The building of new schools was not of course the whole story of education, although it formed a convenient skeleton and the increasing emphasis placed on the physical well being of the child. Facilities for playing games, swimming, and the provision of school dinners were also main features of the plan, as was the development of the school medical service.
Distinction was lent to the educational standing of Long Eaton by Trent College, which was founded as early as 1868. In 1892 the college was remodelled along the same lines as Marlborough and Rossall, with the object of providing "a Public School Education of the highest grade at a moderate cost for the sons of clergy and laity". The school stands in its own grounds of 40 acres on the west side of town.
Later schools to be built in Long Eaton were: Harrington Junior School, St Laurence C. E. Primary School, Sawley Junior School, Sawley Infant and Nursery School, Wilsthorpe Secondary School (later Wilsthorpe Business and Enterprise College), Roper Secondary Modern School (later Long Eaton Lower School), Parklands Infant and Nursery School, Dovedale Primary School, English Martyrs R. C. Primary School. Two schools for children with special needs were also built, these were: Westbrook Special School (later Stanton Vale Special School) and Brackenfield School. In 2006 a new school was officially opened by Chancellor of the Exchequer, Mr Gordon Brown, to accommodate all the pupils from the Long Eaton Upper and Lower Schools in the same building. This state of the art school has a science and technology status and on its opening could cater for around 1100 pupils. The new school was built adjacent to the old Lower School which has now been demolished and the area has been landscaped to include new tennis courts etc. The old Upper School (previously the Grammar School) which has a Grade II listed status, has been sold for development.

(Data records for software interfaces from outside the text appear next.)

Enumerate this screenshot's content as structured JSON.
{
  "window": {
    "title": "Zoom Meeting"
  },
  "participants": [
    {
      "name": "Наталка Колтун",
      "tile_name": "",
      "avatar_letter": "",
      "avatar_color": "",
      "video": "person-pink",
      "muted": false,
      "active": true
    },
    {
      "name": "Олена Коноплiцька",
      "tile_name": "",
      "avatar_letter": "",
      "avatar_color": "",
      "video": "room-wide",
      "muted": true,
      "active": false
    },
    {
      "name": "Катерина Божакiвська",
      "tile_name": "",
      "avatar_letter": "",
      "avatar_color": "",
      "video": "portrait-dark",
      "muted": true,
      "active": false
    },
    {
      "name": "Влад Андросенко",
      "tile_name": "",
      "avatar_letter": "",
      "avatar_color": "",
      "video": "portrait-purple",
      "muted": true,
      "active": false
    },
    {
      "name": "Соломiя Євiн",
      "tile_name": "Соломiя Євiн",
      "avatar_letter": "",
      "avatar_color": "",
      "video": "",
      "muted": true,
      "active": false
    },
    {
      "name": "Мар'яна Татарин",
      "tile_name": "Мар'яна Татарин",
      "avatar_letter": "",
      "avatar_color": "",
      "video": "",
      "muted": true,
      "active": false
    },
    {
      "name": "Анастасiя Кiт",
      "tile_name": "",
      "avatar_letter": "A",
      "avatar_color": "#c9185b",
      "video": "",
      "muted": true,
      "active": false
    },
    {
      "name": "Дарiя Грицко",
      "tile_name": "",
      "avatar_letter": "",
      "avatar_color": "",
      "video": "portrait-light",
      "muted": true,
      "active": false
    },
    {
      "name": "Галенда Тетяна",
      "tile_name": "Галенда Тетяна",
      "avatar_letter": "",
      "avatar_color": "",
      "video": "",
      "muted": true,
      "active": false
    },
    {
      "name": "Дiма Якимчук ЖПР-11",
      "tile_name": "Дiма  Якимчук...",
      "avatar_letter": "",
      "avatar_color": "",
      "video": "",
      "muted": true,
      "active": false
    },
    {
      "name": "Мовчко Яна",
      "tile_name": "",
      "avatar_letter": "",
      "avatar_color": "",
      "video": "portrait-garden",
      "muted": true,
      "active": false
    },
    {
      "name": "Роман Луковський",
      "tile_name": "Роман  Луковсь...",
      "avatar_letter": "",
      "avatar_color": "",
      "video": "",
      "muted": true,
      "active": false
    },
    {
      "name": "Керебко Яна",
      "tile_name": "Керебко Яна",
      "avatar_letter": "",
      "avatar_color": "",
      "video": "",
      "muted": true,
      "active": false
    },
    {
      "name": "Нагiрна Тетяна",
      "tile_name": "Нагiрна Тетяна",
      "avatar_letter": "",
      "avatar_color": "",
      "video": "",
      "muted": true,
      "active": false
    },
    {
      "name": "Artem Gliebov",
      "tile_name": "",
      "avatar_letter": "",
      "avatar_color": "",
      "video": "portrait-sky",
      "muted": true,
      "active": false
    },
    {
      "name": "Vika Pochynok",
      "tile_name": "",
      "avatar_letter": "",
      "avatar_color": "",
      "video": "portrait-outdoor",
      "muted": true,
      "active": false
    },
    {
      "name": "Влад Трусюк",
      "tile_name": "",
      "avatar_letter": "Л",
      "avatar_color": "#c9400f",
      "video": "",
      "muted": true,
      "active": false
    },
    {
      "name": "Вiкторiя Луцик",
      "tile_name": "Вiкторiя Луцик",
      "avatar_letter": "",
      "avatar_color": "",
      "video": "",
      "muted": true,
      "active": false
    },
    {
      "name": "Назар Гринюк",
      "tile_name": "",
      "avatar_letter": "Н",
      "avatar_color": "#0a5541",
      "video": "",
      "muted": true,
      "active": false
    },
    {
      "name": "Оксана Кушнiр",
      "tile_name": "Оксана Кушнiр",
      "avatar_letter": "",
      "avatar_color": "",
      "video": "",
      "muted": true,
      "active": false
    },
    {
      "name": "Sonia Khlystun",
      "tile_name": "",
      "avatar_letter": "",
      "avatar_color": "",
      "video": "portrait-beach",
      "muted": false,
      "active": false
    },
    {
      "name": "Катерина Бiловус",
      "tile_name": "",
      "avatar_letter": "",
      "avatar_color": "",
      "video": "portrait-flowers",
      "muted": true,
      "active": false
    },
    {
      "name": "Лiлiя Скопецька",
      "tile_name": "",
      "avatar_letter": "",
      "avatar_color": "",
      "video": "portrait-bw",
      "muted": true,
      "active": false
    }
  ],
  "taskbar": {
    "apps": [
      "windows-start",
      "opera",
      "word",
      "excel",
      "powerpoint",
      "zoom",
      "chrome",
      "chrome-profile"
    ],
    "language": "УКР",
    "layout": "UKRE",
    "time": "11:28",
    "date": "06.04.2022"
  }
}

At the beginning of 2007, the schools that currently exist in Long Eaton and Sawley were: